> [What the exercise asks]
Below are records; how many of their lines contain "Previous"? Give the number and no other words.
*** Data provided ***
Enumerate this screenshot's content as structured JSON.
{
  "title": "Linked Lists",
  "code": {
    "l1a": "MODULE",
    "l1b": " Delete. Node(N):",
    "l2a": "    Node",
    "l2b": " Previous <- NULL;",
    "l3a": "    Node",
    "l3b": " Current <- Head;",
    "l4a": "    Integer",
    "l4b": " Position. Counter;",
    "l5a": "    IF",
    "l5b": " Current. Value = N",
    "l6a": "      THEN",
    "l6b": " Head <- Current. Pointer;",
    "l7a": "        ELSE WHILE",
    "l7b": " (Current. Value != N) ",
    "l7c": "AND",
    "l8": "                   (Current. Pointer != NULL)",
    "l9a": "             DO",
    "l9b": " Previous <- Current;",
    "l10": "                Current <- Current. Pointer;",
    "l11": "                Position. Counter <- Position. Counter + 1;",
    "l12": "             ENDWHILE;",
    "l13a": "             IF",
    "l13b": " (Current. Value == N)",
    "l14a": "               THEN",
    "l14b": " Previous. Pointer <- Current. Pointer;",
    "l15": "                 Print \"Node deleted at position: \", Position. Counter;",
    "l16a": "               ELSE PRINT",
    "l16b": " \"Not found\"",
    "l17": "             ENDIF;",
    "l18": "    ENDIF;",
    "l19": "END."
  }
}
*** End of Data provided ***
> [Finished task]
3